App and web page records:
☆ ☆ ☆
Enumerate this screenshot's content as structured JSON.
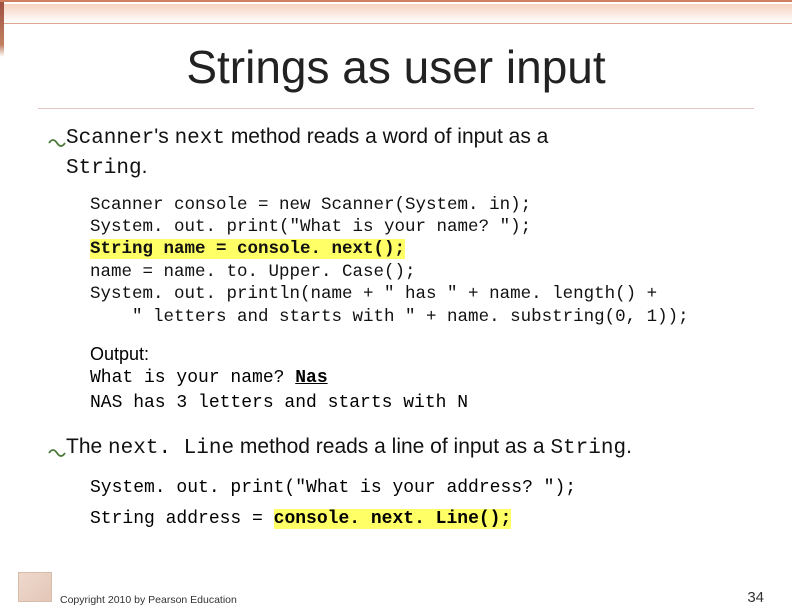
{
  "title": "Strings as user input",
  "bullet1": {
    "code_pre": "Scanner",
    "text_mid1": "'s ",
    "code_mid": "next",
    "text_mid2": " method reads a word of input as a ",
    "code_post": "String",
    "text_post": "."
  },
  "code1": {
    "l1": "Scanner console = new Scanner(System. in);",
    "l2": "System. out. print(\"What is your name? \");",
    "l3": "String name = console. next();",
    "l4": "name = name. to. Upper. Case();",
    "l5": "System. out. println(name + \" has \" + name. length() +",
    "l6": "    \" letters and starts with \" + name. substring(0, 1));"
  },
  "output": {
    "label": "Output:",
    "l1_a": "What is your name? ",
    "l1_b": "Nas",
    "l2": "NAS has 3 letters and starts with N"
  },
  "bullet2": {
    "text_pre": "The ",
    "code_mid": "next. Line",
    "text_mid": " method reads a line of input as a ",
    "code_post": "String",
    "text_post": "."
  },
  "code2": {
    "l1": "System. out. print(\"What is your address? \");",
    "l2_a": "String address = ",
    "l2_b": "console. next. Line();"
  },
  "footer": {
    "copyright": "Copyright 2010 by Pearson Education",
    "pagenum": "34"
  }
}
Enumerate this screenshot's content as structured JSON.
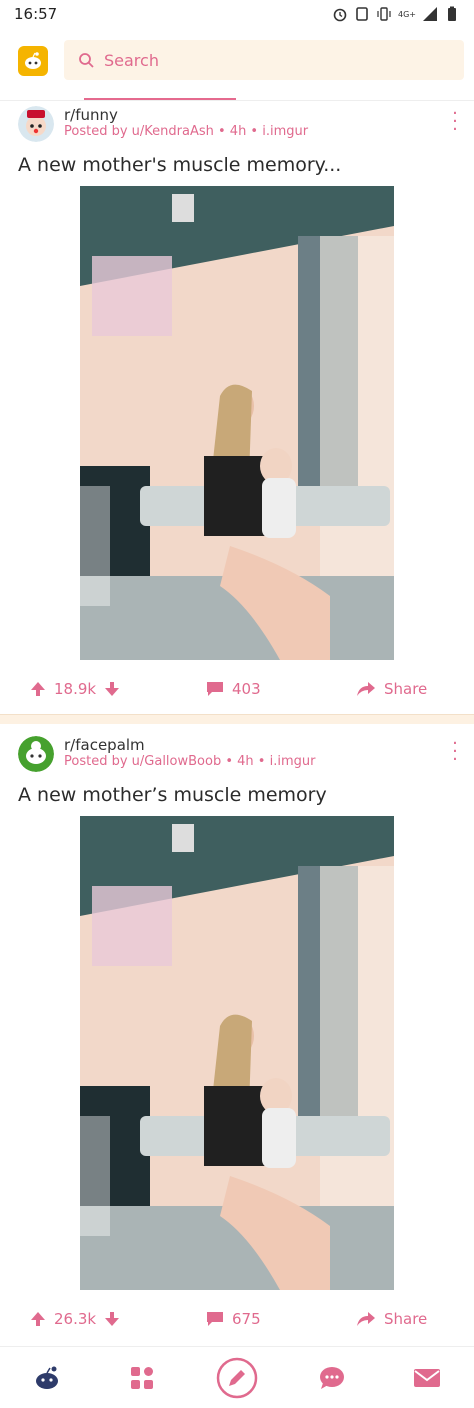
{
  "status_bar": {
    "time": "16:57",
    "network": "4G+"
  },
  "search": {
    "placeholder": "Search"
  },
  "posts": [
    {
      "subreddit": "r/funny",
      "meta": "Posted by u/KendraAsh • 4h • i.imgur",
      "title": "A new mother's muscle memory...",
      "votes": "18.9k",
      "comments": "403",
      "share": "Share"
    },
    {
      "subreddit": "r/facepalm",
      "meta": "Posted by u/GallowBoob • 4h • i.imgur",
      "title": "A new mother’s muscle memory",
      "votes": "26.3k",
      "comments": "675",
      "share": "Share"
    }
  ],
  "colors": {
    "accent": "#e06a8e",
    "search_bg": "#fdf3e6",
    "separator": "#fdf1e2",
    "logo_bg": "#f5b400"
  },
  "icons": {
    "status": [
      "alarm-icon",
      "sim-icon",
      "vibrate-icon",
      "signal-icon",
      "battery-icon"
    ],
    "nav": [
      "home-icon",
      "communities-icon",
      "create-post-icon",
      "chat-icon",
      "inbox-icon"
    ]
  }
}
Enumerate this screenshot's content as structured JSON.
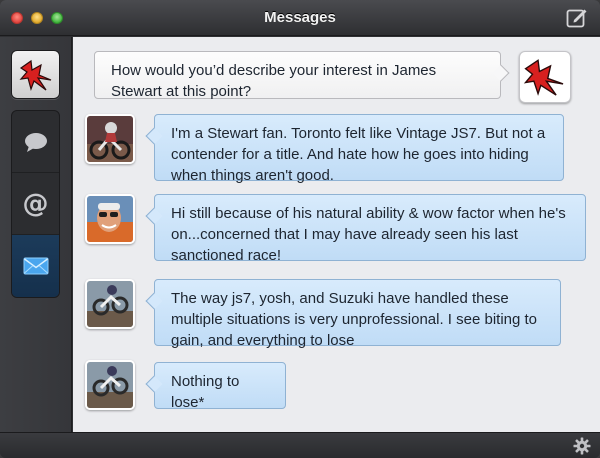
{
  "window": {
    "title": "Messages"
  },
  "icons": {
    "compose": "compose-icon",
    "account": "red-lightning-logo-icon",
    "chat": "speech-bubble-icon",
    "mentions": "at-sign-icon",
    "messages": "envelope-icon",
    "settings": "gear-icon"
  },
  "sidebar": {
    "mentions_glyph": "@"
  },
  "messages": [
    {
      "direction": "outgoing",
      "text": "How would you’d describe your interest in James Stewart at this point?"
    },
    {
      "direction": "incoming",
      "text": "I'm a Stewart fan. Toronto felt like Vintage JS7. But not a contender for a title. And hate how he goes into hiding when things aren't good."
    },
    {
      "direction": "incoming",
      "text": "Hi still because of his natural ability & wow factor when he's on...concerned that I may have already seen his last sanctioned race!"
    },
    {
      "direction": "incoming",
      "text": "The way js7, yosh, and Suzuki have handled these multiple situations is very unprofessional. I see biting to gain, and everything to lose"
    },
    {
      "direction": "incoming",
      "text": "Nothing to lose*"
    }
  ],
  "colors": {
    "incoming_bubble": "#c8e1f8",
    "outgoing_bubble": "#f6f6f7",
    "brand_red": "#d8201f",
    "selected_nav": "#1a3858"
  }
}
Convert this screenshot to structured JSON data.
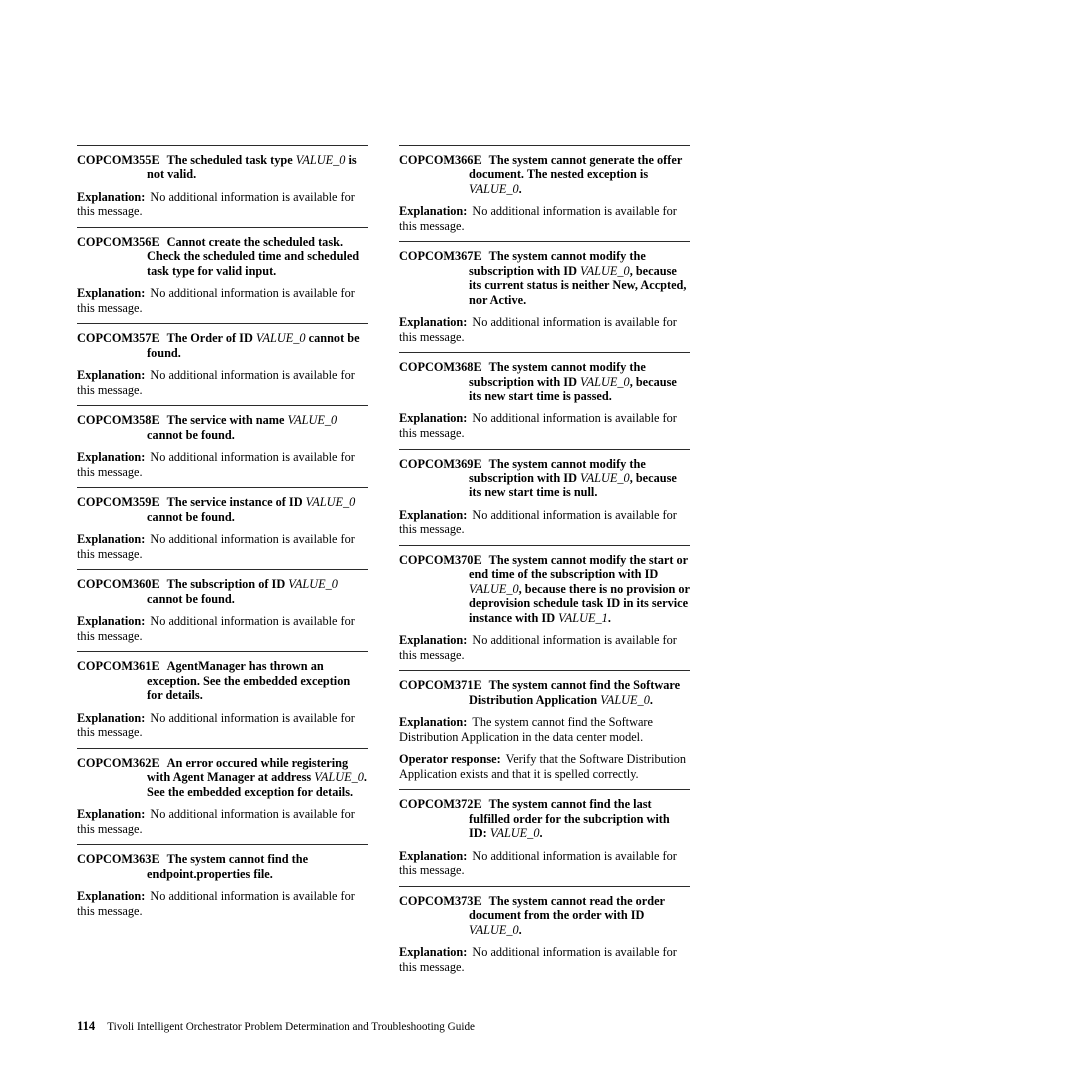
{
  "page": {
    "number": "114",
    "footer_title": "Tivoli Intelligent Orchestrator Problem Determination and Troubleshooting Guide"
  },
  "labels": {
    "explanation": "Explanation:",
    "operator_response": "Operator response:"
  },
  "columns": {
    "left": [
      {
        "id": "COPCOM355E",
        "text_parts": [
          {
            "t": "The scheduled task type ",
            "style": "bold"
          },
          {
            "t": "VALUE_0",
            "style": "var"
          },
          {
            "t": " is not valid.",
            "style": "bold"
          }
        ],
        "blocks": [
          {
            "label": "Explanation:",
            "body": "No additional information is available for this message."
          }
        ]
      },
      {
        "id": "COPCOM356E",
        "text_parts": [
          {
            "t": "Cannot create the scheduled task. Check the scheduled time and scheduled task type for valid input.",
            "style": "bold"
          }
        ],
        "blocks": [
          {
            "label": "Explanation:",
            "body": "No additional information is available for this message."
          }
        ]
      },
      {
        "id": "COPCOM357E",
        "text_parts": [
          {
            "t": "The Order of ID ",
            "style": "bold"
          },
          {
            "t": "VALUE_0",
            "style": "var"
          },
          {
            "t": " cannot be found.",
            "style": "bold"
          }
        ],
        "blocks": [
          {
            "label": "Explanation:",
            "body": "No additional information is available for this message."
          }
        ]
      },
      {
        "id": "COPCOM358E",
        "text_parts": [
          {
            "t": "The service with name ",
            "style": "bold"
          },
          {
            "t": "VALUE_0",
            "style": "var"
          },
          {
            "t": " cannot be found.",
            "style": "bold"
          }
        ],
        "blocks": [
          {
            "label": "Explanation:",
            "body": "No additional information is available for this message."
          }
        ]
      },
      {
        "id": "COPCOM359E",
        "text_parts": [
          {
            "t": "The service instance of ID ",
            "style": "bold"
          },
          {
            "t": "VALUE_0",
            "style": "var"
          },
          {
            "t": " cannot be found.",
            "style": "bold"
          }
        ],
        "blocks": [
          {
            "label": "Explanation:",
            "body": "No additional information is available for this message."
          }
        ]
      },
      {
        "id": "COPCOM360E",
        "text_parts": [
          {
            "t": "The subscription of ID ",
            "style": "bold"
          },
          {
            "t": "VALUE_0",
            "style": "var"
          },
          {
            "t": " cannot be found.",
            "style": "bold"
          }
        ],
        "blocks": [
          {
            "label": "Explanation:",
            "body": "No additional information is available for this message."
          }
        ]
      },
      {
        "id": "COPCOM361E",
        "text_parts": [
          {
            "t": "AgentManager has thrown an exception. See the embedded exception for details.",
            "style": "bold"
          }
        ],
        "blocks": [
          {
            "label": "Explanation:",
            "body": "No additional information is available for this message."
          }
        ]
      },
      {
        "id": "COPCOM362E",
        "text_parts": [
          {
            "t": "An error occured while registering with Agent Manager at address ",
            "style": "bold"
          },
          {
            "t": "VALUE_0",
            "style": "var"
          },
          {
            "t": ". See the embedded exception for details.",
            "style": "bold"
          }
        ],
        "blocks": [
          {
            "label": "Explanation:",
            "body": "No additional information is available for this message."
          }
        ]
      },
      {
        "id": "COPCOM363E",
        "text_parts": [
          {
            "t": "The system cannot find the endpoint.properties file.",
            "style": "bold"
          }
        ],
        "blocks": [
          {
            "label": "Explanation:",
            "body": "No additional information is available for this message."
          }
        ]
      }
    ],
    "right": [
      {
        "id": "COPCOM366E",
        "text_parts": [
          {
            "t": "The system cannot generate the offer document. The nested exception is ",
            "style": "bold"
          },
          {
            "t": "VALUE_0",
            "style": "var"
          },
          {
            "t": ".",
            "style": "bold"
          }
        ],
        "blocks": [
          {
            "label": "Explanation:",
            "body": "No additional information is available for this message."
          }
        ]
      },
      {
        "id": "COPCOM367E",
        "text_parts": [
          {
            "t": "The system cannot modify the subscription with ID ",
            "style": "bold"
          },
          {
            "t": "VALUE_0",
            "style": "var"
          },
          {
            "t": ", because its current status is neither New, Accpted, nor Active.",
            "style": "bold"
          }
        ],
        "blocks": [
          {
            "label": "Explanation:",
            "body": "No additional information is available for this message."
          }
        ]
      },
      {
        "id": "COPCOM368E",
        "text_parts": [
          {
            "t": "The system cannot modify the subscription with ID ",
            "style": "bold"
          },
          {
            "t": "VALUE_0",
            "style": "var"
          },
          {
            "t": ", because its new start time is passed.",
            "style": "bold"
          }
        ],
        "blocks": [
          {
            "label": "Explanation:",
            "body": "No additional information is available for this message."
          }
        ]
      },
      {
        "id": "COPCOM369E",
        "text_parts": [
          {
            "t": "The system cannot modify the subscription with ID ",
            "style": "bold"
          },
          {
            "t": "VALUE_0",
            "style": "var"
          },
          {
            "t": ", because its new start time is null.",
            "style": "bold"
          }
        ],
        "blocks": [
          {
            "label": "Explanation:",
            "body": "No additional information is available for this message."
          }
        ]
      },
      {
        "id": "COPCOM370E",
        "text_parts": [
          {
            "t": "The system cannot modify the start or end time of the subscription with ID ",
            "style": "bold"
          },
          {
            "t": "VALUE_0",
            "style": "var"
          },
          {
            "t": ", because there is no provision or deprovision schedule task ID in its service instance with ID ",
            "style": "bold"
          },
          {
            "t": "VALUE_1",
            "style": "var"
          },
          {
            "t": ".",
            "style": "bold"
          }
        ],
        "blocks": [
          {
            "label": "Explanation:",
            "body": "No additional information is available for this message."
          }
        ]
      },
      {
        "id": "COPCOM371E",
        "text_parts": [
          {
            "t": "The system cannot find the Software Distribution Application ",
            "style": "bold"
          },
          {
            "t": "VALUE_0",
            "style": "var"
          },
          {
            "t": ".",
            "style": "bold"
          }
        ],
        "blocks": [
          {
            "label": "Explanation:",
            "body": "The system cannot find the Software Distribution Application in the data center model."
          },
          {
            "label": "Operator response:",
            "body": "Verify that the Software Distribution Application exists and that it is spelled correctly."
          }
        ]
      },
      {
        "id": "COPCOM372E",
        "text_parts": [
          {
            "t": "The system cannot find the last fulfilled order for the subcription with ID: ",
            "style": "bold"
          },
          {
            "t": "VALUE_0",
            "style": "var"
          },
          {
            "t": ".",
            "style": "bold"
          }
        ],
        "blocks": [
          {
            "label": "Explanation:",
            "body": "No additional information is available for this message."
          }
        ]
      },
      {
        "id": "COPCOM373E",
        "text_parts": [
          {
            "t": "The system cannot read the order document from the order with ID ",
            "style": "bold"
          },
          {
            "t": "VALUE_0",
            "style": "var"
          },
          {
            "t": ".",
            "style": "bold"
          }
        ],
        "blocks": [
          {
            "label": "Explanation:",
            "body": "No additional information is available for this message."
          }
        ]
      }
    ]
  }
}
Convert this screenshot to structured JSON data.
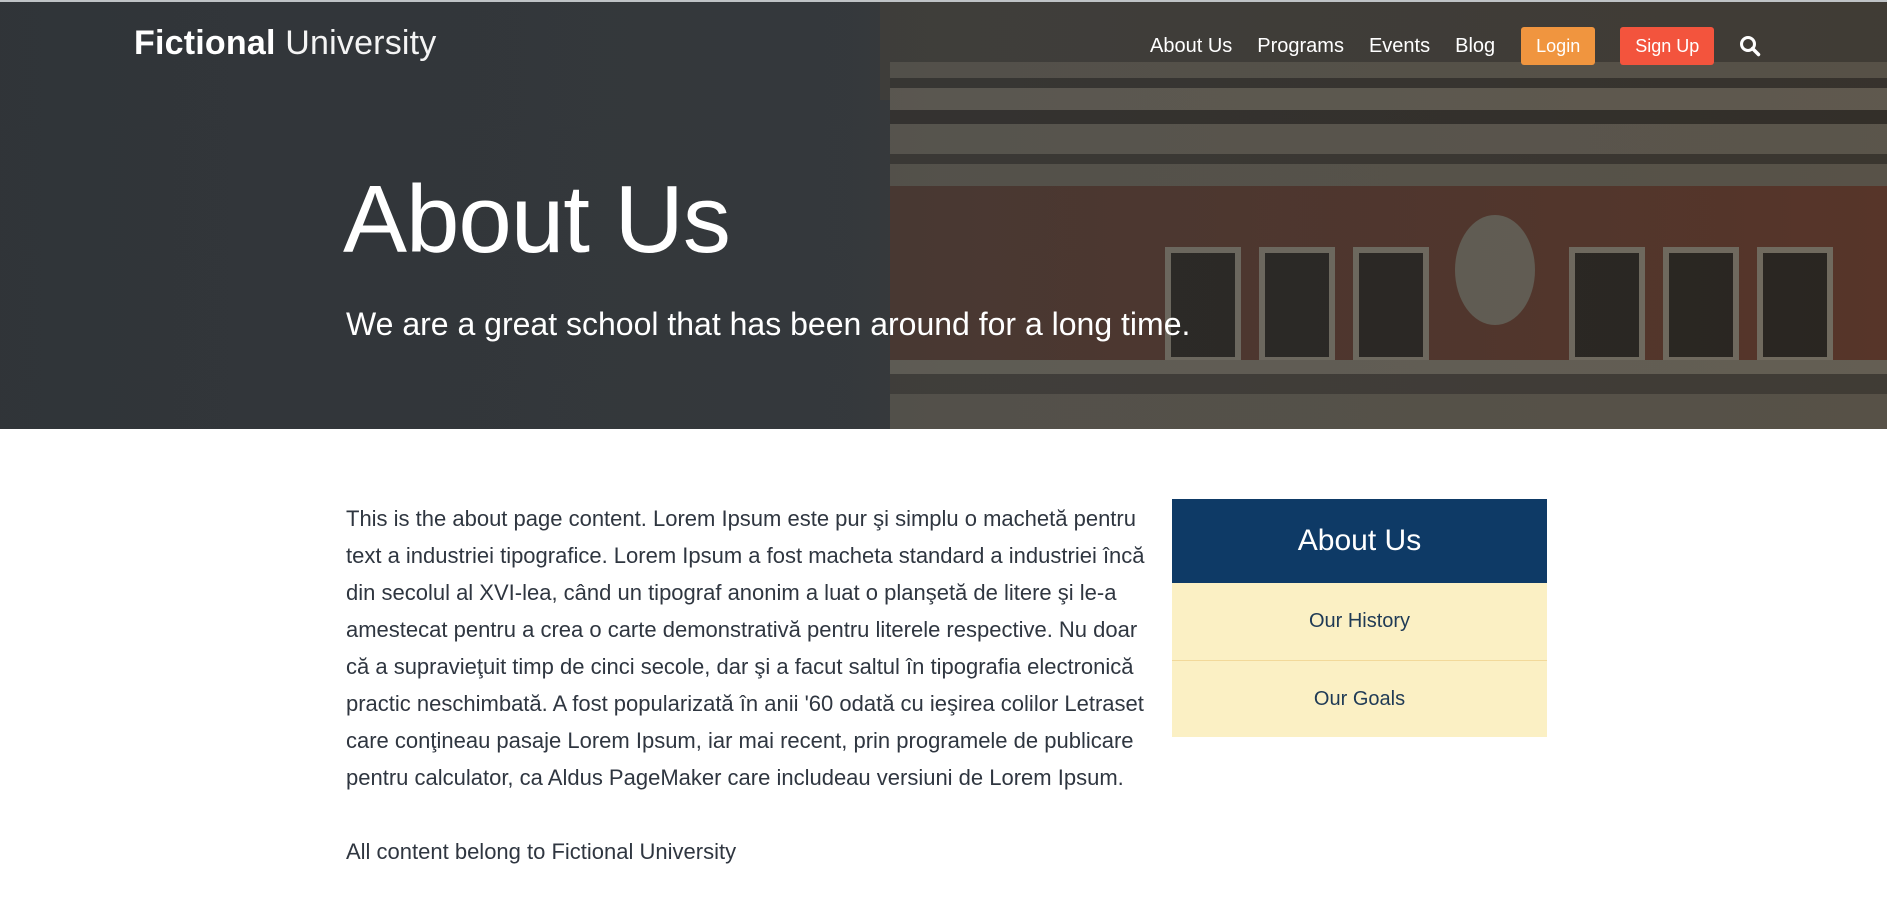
{
  "header": {
    "logo_bold": "Fictional",
    "logo_light": "University",
    "nav": [
      {
        "label": "About Us"
      },
      {
        "label": "Programs"
      },
      {
        "label": "Events"
      },
      {
        "label": "Blog"
      }
    ],
    "login_label": "Login",
    "signup_label": "Sign Up",
    "search_icon": "search-icon"
  },
  "hero": {
    "title": "About Us",
    "subtitle": "We are a great school that has been around for a long time."
  },
  "main": {
    "paragraphs": [
      "This is the about page content. Lorem Ipsum este pur şi simplu o machetă pentru text a industriei tipografice. Lorem Ipsum a fost macheta standard a industriei încă din secolul al XVI-lea, când un tipograf anonim a luat o planşetă de litere şi le-a amestecat pentru a crea o carte demonstrativă pentru literele respective. Nu doar că a supravieţuit timp de cinci secole, dar şi a facut saltul în tipografia electronică practic neschimbată. A fost popularizată în anii '60 odată cu ieşirea colilor Letraset care conţineau pasaje Lorem Ipsum, iar mai recent, prin programele de publicare pentru calculator, ca Aldus PageMaker care includeau versiuni de Lorem Ipsum.",
      "All content belong to Fictional University"
    ]
  },
  "sidebar": {
    "title": "About Us",
    "items": [
      {
        "label": "Our History"
      },
      {
        "label": "Our Goals"
      }
    ]
  },
  "colors": {
    "login": "#f0953f",
    "signup": "#f3543d",
    "sidebar_header": "#0e3a66",
    "sidebar_item_bg": "#fbf0c4"
  }
}
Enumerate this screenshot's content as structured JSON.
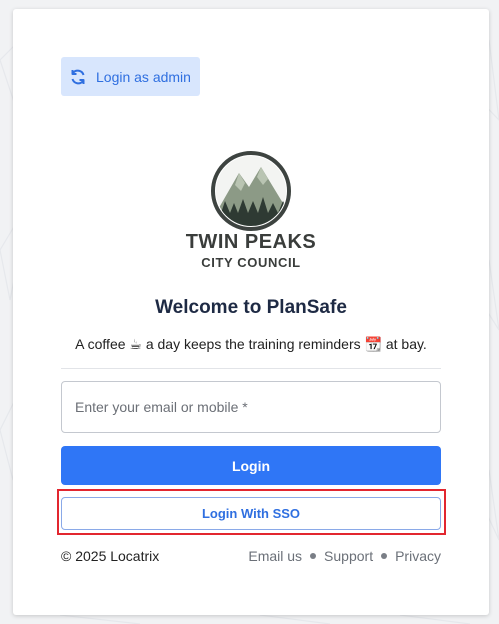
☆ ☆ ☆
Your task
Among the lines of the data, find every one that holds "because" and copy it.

Response to this task
      "text": "Hi still because of his natural ability & wow factor when he's on...concerned that I may have already seen his last sanctioned race!"
            "t": ", because its current status is neither New, Accpted, nor Active.",
            "t": ", because its new start time is passed.",
            "t": ", because its new start time is null.",
            "t": ", because there is no provision or deprovision schedule task ID in its service instance with ID ",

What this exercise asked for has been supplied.